On June 1, 2010, Senator Debbie Stabenow (D-MI) led senators from New Jersey, New Mexico, New York, North Carolina, Pennsylvania, Washington, and West Virginia in urging U.S. Health and Human Services (HHS) Secretary Kathleen Sebelius to make the electronic health records (EHR) "meaningful use" Proposed Rule applicable to the nation's dental school clinics.
The proposed rule would provide guidelines for implementation of the Health Information Technology for Economic and Clinical Health (HITECH) Act, which passed as part of the American Recovery and Reinvestment Act of 2009. The legislation states that in order for dentists to be eligible for Medicaid EHR incentives, 30% of patients served must be Medicaid recipients. The legislation also provides the HHS Secretary with the authority to create the methodology for calculating the percentage of Medicaid recipients.
Currently the proposed rule offers a calculation based on an individual service provider. Each must have at least 30% of his or her patients be Medicaid recipients to qualify. A dental school clinic is eligible for EHR incentives when an individual dentist assigns his or her Medicaid reimbursement to the clinic. The current methodology could serve as a barrier to dental school participation in the program. Even though dental school clinics provide services to Medicaid beneficiaries, few dentists working in dental school clinics have individual patient populations of at least 30% Medicaid patients.
The senators recommended two criteria that would overcome this obstacle. First, eligibility for the incentive would be based on the overall percentage of Medicaid beneficiaries within the dental school clinic, as opposed to the patient load of individual dentists. Second, eligibility would be based on patients' status as Medicaid beneficiaries, rather than on reimbursement for specific procedures.

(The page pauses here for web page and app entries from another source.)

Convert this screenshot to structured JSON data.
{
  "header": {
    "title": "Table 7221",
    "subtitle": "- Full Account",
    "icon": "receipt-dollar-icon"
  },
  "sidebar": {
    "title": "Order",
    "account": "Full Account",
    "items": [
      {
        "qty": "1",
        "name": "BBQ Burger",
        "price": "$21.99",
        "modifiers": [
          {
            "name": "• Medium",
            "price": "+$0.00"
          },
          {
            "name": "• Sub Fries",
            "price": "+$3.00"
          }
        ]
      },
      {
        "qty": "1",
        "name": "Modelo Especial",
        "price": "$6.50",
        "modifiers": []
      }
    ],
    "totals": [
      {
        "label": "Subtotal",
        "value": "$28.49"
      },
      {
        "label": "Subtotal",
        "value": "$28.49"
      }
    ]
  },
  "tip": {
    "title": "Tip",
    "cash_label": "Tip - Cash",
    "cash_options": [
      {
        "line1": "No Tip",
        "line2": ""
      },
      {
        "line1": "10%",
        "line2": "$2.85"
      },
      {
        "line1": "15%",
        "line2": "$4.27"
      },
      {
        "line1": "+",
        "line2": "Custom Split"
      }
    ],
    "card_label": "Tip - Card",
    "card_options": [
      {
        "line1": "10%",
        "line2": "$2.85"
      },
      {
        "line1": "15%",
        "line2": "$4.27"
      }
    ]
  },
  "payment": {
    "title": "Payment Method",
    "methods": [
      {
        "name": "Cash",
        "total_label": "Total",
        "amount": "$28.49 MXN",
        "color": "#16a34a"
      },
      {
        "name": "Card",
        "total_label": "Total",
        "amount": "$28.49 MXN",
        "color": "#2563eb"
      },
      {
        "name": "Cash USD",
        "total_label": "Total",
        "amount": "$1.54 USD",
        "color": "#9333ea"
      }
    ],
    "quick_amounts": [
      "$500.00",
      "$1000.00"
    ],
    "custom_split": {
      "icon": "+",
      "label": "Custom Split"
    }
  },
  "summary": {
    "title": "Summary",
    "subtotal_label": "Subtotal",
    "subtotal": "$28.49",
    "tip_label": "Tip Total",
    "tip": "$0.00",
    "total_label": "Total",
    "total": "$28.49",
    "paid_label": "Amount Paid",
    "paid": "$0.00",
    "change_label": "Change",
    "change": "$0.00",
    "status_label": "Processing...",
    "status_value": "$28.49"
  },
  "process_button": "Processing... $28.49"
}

Among the core goals of the HITECH Act are improvement of care coordination, improvement of care for low-income patients, and eliminating health care service disparities.

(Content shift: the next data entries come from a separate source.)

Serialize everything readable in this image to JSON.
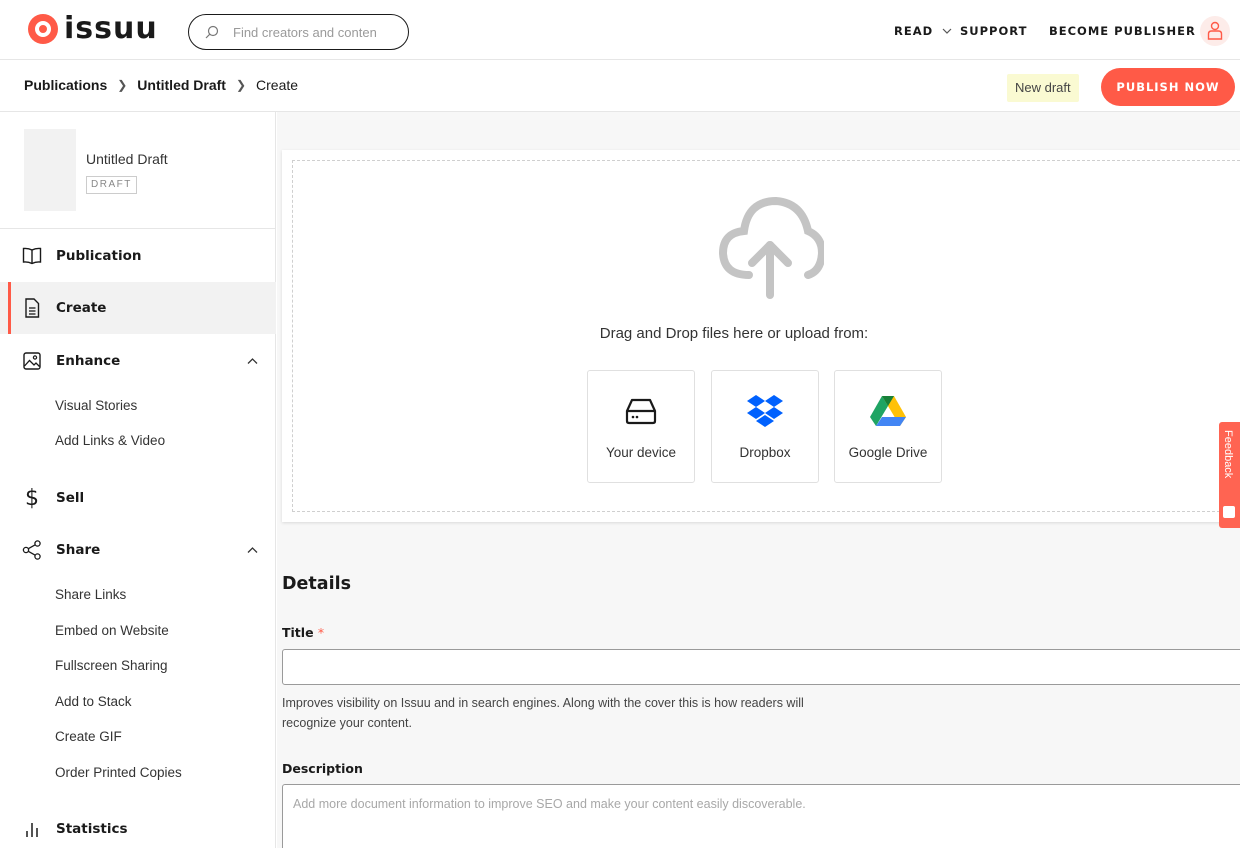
{
  "brand": {
    "logo_text": "issuu",
    "accent": "#ff5a47"
  },
  "header": {
    "search_placeholder": "Find creators and conten",
    "nav": {
      "read": "READ",
      "support": "SUPPORT",
      "become_publisher": "BECOME PUBLISHER"
    }
  },
  "breadcrumb": {
    "items": [
      "Publications",
      "Untitled Draft",
      "Create"
    ]
  },
  "status": {
    "new_draft": "New draft",
    "publish_label": "PUBLISH NOW"
  },
  "sidebar": {
    "draft_title": "Untitled Draft",
    "draft_badge": "DRAFT",
    "items": [
      {
        "label": "Publication",
        "icon": "book-open-icon"
      },
      {
        "label": "Create",
        "icon": "document-icon",
        "active": true
      },
      {
        "label": "Enhance",
        "icon": "image-icon",
        "expanded": true
      },
      {
        "label": "Sell",
        "icon": "dollar-icon"
      },
      {
        "label": "Share",
        "icon": "share-icon",
        "expanded": true
      },
      {
        "label": "Statistics",
        "icon": "bar-chart-icon"
      }
    ],
    "enhance_sub": [
      "Visual Stories",
      "Add Links & Video"
    ],
    "share_sub": [
      "Share Links",
      "Embed on Website",
      "Fullscreen Sharing",
      "Add to Stack",
      "Create GIF",
      "Order Printed Copies"
    ]
  },
  "upload": {
    "drop_text": "Drag and Drop files here or upload from:",
    "sources": [
      {
        "label": "Your device",
        "icon": "hard-drive-icon"
      },
      {
        "label": "Dropbox",
        "icon": "dropbox-icon"
      },
      {
        "label": "Google Drive",
        "icon": "google-drive-icon"
      }
    ]
  },
  "details": {
    "heading": "Details",
    "title_label": "Title",
    "required_mark": "*",
    "title_value": "",
    "title_help": "Improves visibility on Issuu and in search engines. Along with the cover this is how readers will recognize your content.",
    "description_label": "Description",
    "description_placeholder": "Add more document information to improve SEO and make your content easily discoverable."
  },
  "feedback_label": "Feedback"
}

"EHR Medicaid funding for dental school clinics is critical to the oral health of our nation," said Sandra C. Andrieu, M. Ed., Ph.D., ADEA President. "This is where future oral health care providers will learn that the use of EHR technology to coordinate care with their patients' other health care providers is not just helpful but essential to the highest quality of care. Also, because dental school clinics typically are safety net providers of oral health care in their communities, ineligibility for this funding would have a disproportionately adverse impact on low-income families. These patients are at highest risk, and coordination of their care is especially critical."
"Health information technology will play a major role in developing a more dependable and accurate health care system," Stabenow said. "We must ensure that our dental safety net, including the clinics sponsored by University of Michigan and Detroit Mercy dental schools, has access to the latest technology. We know that meaningful use of electronic medical records will not only save Medicaid money, but also make sure Medicaid beneficiaries get the care that they need."
The nine other senators who signed the letter are Senators Jeff Bingaman (D-NM), Robert Menendez (D-NJ), Patty Murray (D-WA), Robert C. Byrd (D-WV), Frank R. Lautenberg (D-NJ), Bob Casey (D-PA), Kirsten Gillibrand (D-NY), Kay R. Hagan (D-NC), and Maria Cantwell (D-WA).